Interface dataset entries:
========================================
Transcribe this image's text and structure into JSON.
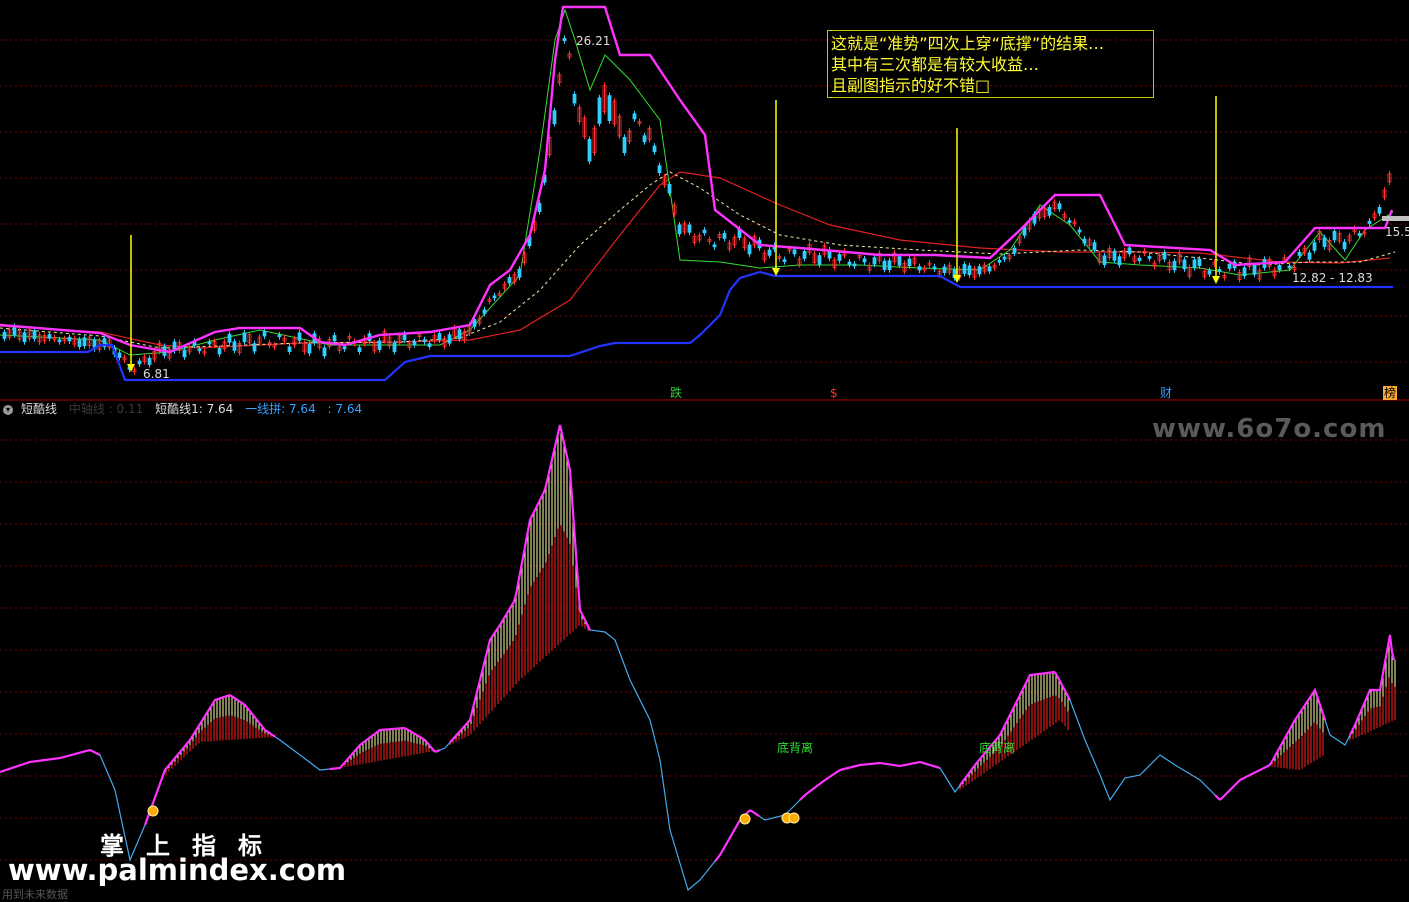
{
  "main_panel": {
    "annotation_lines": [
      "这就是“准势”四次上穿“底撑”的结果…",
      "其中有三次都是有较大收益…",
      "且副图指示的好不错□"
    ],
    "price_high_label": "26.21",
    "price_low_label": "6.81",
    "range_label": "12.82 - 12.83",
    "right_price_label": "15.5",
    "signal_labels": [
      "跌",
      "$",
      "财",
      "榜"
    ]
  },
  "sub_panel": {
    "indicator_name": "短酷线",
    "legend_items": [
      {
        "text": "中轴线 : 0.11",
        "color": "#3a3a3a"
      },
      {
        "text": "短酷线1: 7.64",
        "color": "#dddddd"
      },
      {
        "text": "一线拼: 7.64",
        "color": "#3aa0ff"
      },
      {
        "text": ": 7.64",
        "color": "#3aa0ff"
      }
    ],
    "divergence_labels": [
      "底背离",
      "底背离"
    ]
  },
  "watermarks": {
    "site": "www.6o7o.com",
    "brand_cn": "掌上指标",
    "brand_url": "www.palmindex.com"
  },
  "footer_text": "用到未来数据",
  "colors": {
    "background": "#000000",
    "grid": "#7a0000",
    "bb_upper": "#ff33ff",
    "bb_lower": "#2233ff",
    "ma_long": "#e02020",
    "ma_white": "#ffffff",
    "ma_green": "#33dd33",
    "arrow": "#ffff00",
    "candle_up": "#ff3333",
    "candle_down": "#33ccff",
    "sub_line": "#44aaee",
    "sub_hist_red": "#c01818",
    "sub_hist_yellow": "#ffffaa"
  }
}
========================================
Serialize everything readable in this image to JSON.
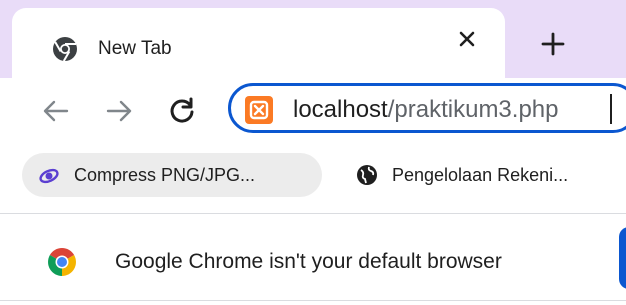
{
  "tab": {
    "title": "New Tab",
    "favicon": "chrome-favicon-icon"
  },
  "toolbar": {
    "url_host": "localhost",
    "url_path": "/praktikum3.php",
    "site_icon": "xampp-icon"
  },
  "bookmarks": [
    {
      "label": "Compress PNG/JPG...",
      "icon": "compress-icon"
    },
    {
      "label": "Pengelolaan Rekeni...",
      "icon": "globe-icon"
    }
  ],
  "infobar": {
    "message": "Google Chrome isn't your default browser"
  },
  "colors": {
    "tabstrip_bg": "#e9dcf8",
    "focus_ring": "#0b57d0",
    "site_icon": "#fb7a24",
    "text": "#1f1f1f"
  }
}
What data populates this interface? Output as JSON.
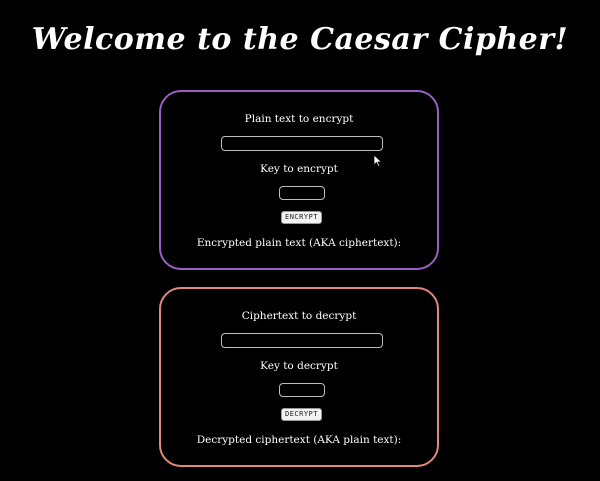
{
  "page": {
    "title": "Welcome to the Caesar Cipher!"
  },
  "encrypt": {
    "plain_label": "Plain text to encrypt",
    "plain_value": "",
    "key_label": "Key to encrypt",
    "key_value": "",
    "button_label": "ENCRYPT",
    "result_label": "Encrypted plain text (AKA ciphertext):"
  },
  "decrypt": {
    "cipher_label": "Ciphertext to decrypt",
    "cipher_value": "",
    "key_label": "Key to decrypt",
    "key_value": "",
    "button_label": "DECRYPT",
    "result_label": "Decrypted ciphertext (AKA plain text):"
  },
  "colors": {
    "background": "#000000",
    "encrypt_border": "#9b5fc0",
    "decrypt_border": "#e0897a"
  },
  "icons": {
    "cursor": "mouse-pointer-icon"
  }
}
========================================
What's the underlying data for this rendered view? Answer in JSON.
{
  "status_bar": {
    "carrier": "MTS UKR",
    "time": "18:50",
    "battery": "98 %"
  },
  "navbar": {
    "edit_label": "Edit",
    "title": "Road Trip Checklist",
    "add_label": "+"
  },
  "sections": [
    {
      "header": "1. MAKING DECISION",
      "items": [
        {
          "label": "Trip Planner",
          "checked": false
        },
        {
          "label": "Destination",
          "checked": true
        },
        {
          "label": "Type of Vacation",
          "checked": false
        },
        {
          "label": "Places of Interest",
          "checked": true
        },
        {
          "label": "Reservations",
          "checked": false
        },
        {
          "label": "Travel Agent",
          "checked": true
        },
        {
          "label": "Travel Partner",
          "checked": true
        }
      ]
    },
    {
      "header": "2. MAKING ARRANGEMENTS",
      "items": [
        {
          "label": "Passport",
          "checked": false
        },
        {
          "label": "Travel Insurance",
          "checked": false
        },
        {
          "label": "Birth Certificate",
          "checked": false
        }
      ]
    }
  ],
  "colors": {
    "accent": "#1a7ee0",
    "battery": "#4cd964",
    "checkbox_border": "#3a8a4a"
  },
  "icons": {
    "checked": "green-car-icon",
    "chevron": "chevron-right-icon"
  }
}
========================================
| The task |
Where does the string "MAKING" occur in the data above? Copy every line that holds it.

| Output |
      "header": "1. MAKING DECISION",
      "header": "2. MAKING ARRANGEMENTS",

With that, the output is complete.